The latest research project between MIT and Capgemini Invent set out to investigate this question. We undertook a survey of 300 companies with revenues of at least $500M from across seven industries and eight countries. Our report, Lifting the lid on corporate innovation in the digital age, detailed the results.
In this blog post, we look especially at how innovation practices scale as firms go from hundreds of millions in revenue to tens of billions. As you will see, the results were surprising. We’ve detailed them in our latest MIT-Capgemini Invent Research Note, Big firms have a structural problem with innovation … or do they?, in which we pose the following three questions and explode some myths:
Are larger firms more internally focused?
It is accepted that big firms have big money to invest in innovation. They typically put budget into internal innovation projects and teams, and invest in creating strong internal capabilities, whereas a smaller enterprise might look externally to fill its resource gap when specific capabilities are not available internally.
Myth busting: Contrary to the belief that larger firms favor internal innovation and even solely rely on it (the not-invented-here syndrome), our research data reveals that the 20% largest-revenue companies use more innovation sources than their smaller counterparts. That’s not all. They also make much more use of external innovation sources. We argue that this is mainly due to the new wave of digital technologies that rely on a set of skills that are rare and hard to access.
For example, Dell EMC, the multinational S&P 500 company, is part of the MIT CSAIL (Computer Science and AI Lab) Alliances program. Through this initiative, large corporations can get “unprecedented access to cutting edge research and emerging technologies”, among other advantages listed on CSAIL’s website. This type of partnership with universities was the most adopted innovation source from our panel, illustrating that scarce capabilities from the new digital wave (especially AI) have yet to move beyond universities and into the corporate world. Companies need to go outside to innovate and access currently rare resources, and it’s the larger ones that can best afford to do so.
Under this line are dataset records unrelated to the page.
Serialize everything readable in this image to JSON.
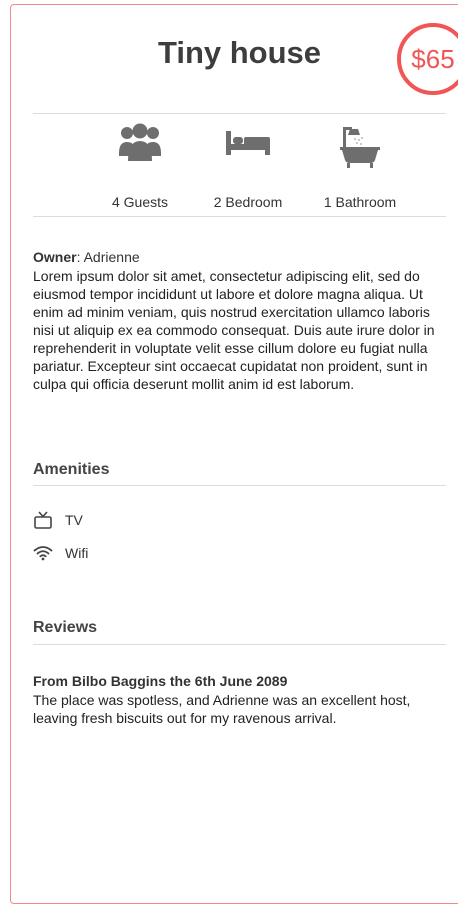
{
  "listing": {
    "title": "Tiny house",
    "price": "$65"
  },
  "stats": [
    {
      "label": "4 Guests",
      "icon": "guests-icon"
    },
    {
      "label": "2 Bedroom",
      "icon": "bed-icon"
    },
    {
      "label": "1 Bathroom",
      "icon": "bathtub-icon"
    }
  ],
  "owner": {
    "label": "Owner",
    "name": "Adrienne",
    "description": "Lorem ipsum dolor sit amet, consectetur adipiscing elit, sed do eiusmod tempor incididunt ut labore et dolore magna aliqua. Ut enim ad minim veniam, quis nostrud exercitation ullamco laboris nisi ut aliquip ex ea commodo consequat. Duis aute irure dolor in reprehenderit in voluptate velit esse cillum dolore eu fugiat nulla pariatur. Excepteur sint occaecat cupidatat non proident, sunt in culpa qui officia deserunt mollit anim id est laborum."
  },
  "amenities": {
    "heading": "Amenities",
    "items": [
      {
        "label": "TV",
        "icon": "tv-icon"
      },
      {
        "label": "Wifi",
        "icon": "wifi-icon"
      }
    ]
  },
  "reviews": {
    "heading": "Reviews",
    "items": [
      {
        "title": "From Bilbo Baggins the 6th June 2089",
        "text": "The place was spotless, and Adrienne was an excellent host, leaving fresh biscuits out for my ravenous arrival."
      }
    ]
  },
  "colors": {
    "accent": "#f15555",
    "card_border": "#f08a8a",
    "icon_gray": "#6e6e6e",
    "divider": "#dcdcdc"
  }
}
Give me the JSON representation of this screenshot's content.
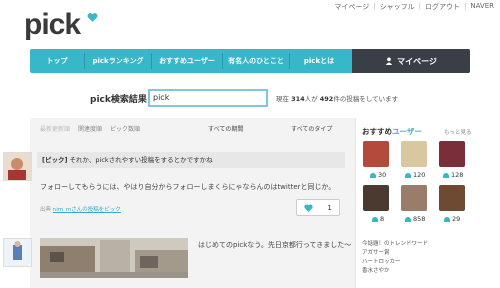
{
  "header": {
    "logo": "pick",
    "links": [
      "マイページ",
      "シャッフル",
      "ログアウト",
      "NAVER"
    ]
  },
  "nav": {
    "items": [
      "トップ",
      "pickランキング",
      "おすすめユーザー",
      "有名人のひとこと",
      "pickとは"
    ],
    "mypage": "マイページ"
  },
  "search": {
    "label": "pick検索結果",
    "value": "pick",
    "result_prefix": "現在",
    "result_users": "314",
    "result_mid": "人が",
    "result_posts": "492",
    "result_suffix": "件の投稿をしています"
  },
  "filters": {
    "latest": "最新更新順",
    "relevance": "関連度順",
    "pick_count": "ピック数順",
    "period": "すべての期間",
    "type": "すべてのタイプ"
  },
  "post1": {
    "tag": "[ピック]",
    "title": " それか、pickされやすい投稿をするとかですかね",
    "body": "フォローしてもらうには、やはり自分からフォローしまくらにゃならんのはtwitterと同じか。",
    "meta_prefix": "出典",
    "meta_user": "nim_m",
    "meta_suffix": "さんの投稿をピック",
    "likes": "1"
  },
  "post2": {
    "text": "はじめてのpickなう。先日京都行ってきました～"
  },
  "sidebar": {
    "title_black": "おすすめ",
    "title_blue": "ユーザー",
    "more": "もっと見る",
    "users": [
      {
        "count": "30",
        "color": "#b34a3c"
      },
      {
        "count": "120",
        "color": "#d9c7a0"
      },
      {
        "count": "128",
        "color": "#7a2e3a"
      },
      {
        "count": "8",
        "color": "#4a3a30"
      },
      {
        "count": "858",
        "color": "#9a7c6a"
      },
      {
        "count": "29",
        "color": "#6e4a33"
      }
    ],
    "trends": [
      "今話題！のトレンドワード",
      "アガサー賞",
      "ハートロッカー",
      "香水さやか"
    ]
  }
}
Are larger firms less agile than their smaller counterparts?
We’ve already noted that smaller firms are generally perceived as more agile than their bigger counterparts. After all, they don’t have to contend with the longer decision cycles experienced by huge enterprises, or the rigidity and bureaucracy that create inertia. Surely, the same applies to the use of external innovation sources?
Myth busting: Looking at the use of eleven different innovation sources (traditional and new), we found that the larger firms in our sample used new innovation sources the most. Further, the biggest 20% of companies said that, on average, 53% of their three most important innovation sources were new (such as Universities or Innovation Labs), compared with just 23% of new sources for the smallest 20% of companies. Bigger organizations are clearly ahead of the game when it comes to these new sources, which include both startups and crowd-sourcing platforms.
A Capgemini study found that the number of innovation labs in the world has recently exploded. These labs that interface between the company and rich innovation ecosystems are tools for large corporations to reach beyond their internal capabilities. In recent years, many Fortune 500 companies have created their own innovation labs, including Verizon, Coca Cola, Kohl’s or Nike.
Are bigger firms less digital?
Smaller firms adopt new digital innovation faster because they’re nimbler than their bigger counterparts, right? That’s certainly been the thinking of leading academics who suggest that bigger firms will get replaced by smaller companies through disruptive innovation. This was probably the case in the 1990s when the term “disruptive innovation” was introduced. As our Research Note points out, the theory goes that while big players focus on sustaining innovation and improving existing products, smaller innovators invest in new business models and radical innovation – perhaps leading the charge to digital innovation.
Myth busting: In this aspect of innovation, it appears that all firms are equal. Our research found that the large majority of projects were digital, particularly so for the most successful innovation projects. Similarly, companies of all sizes invested roughly two thirds of their innovation budget in digital or hybrid-digital projects. So, we found no evidence that digital savviness is driven by firm size. Rather, we argue that digital has become the norm for all of our sampled companies, whatever their size or industry.
As Louis Gerstner, the former CEO of IBM, explains in his book about IBM’s turnaround after its expected extinction in 1993, elephants can dance too!
The above offers you a small flavor of our new Research Note, which in turn draws on the full-length MIT-Capgemini Invent report Lifting the lid on corporate innovation in the digital age. This is part of our ongoing collaborative research program delving into transformational innovation.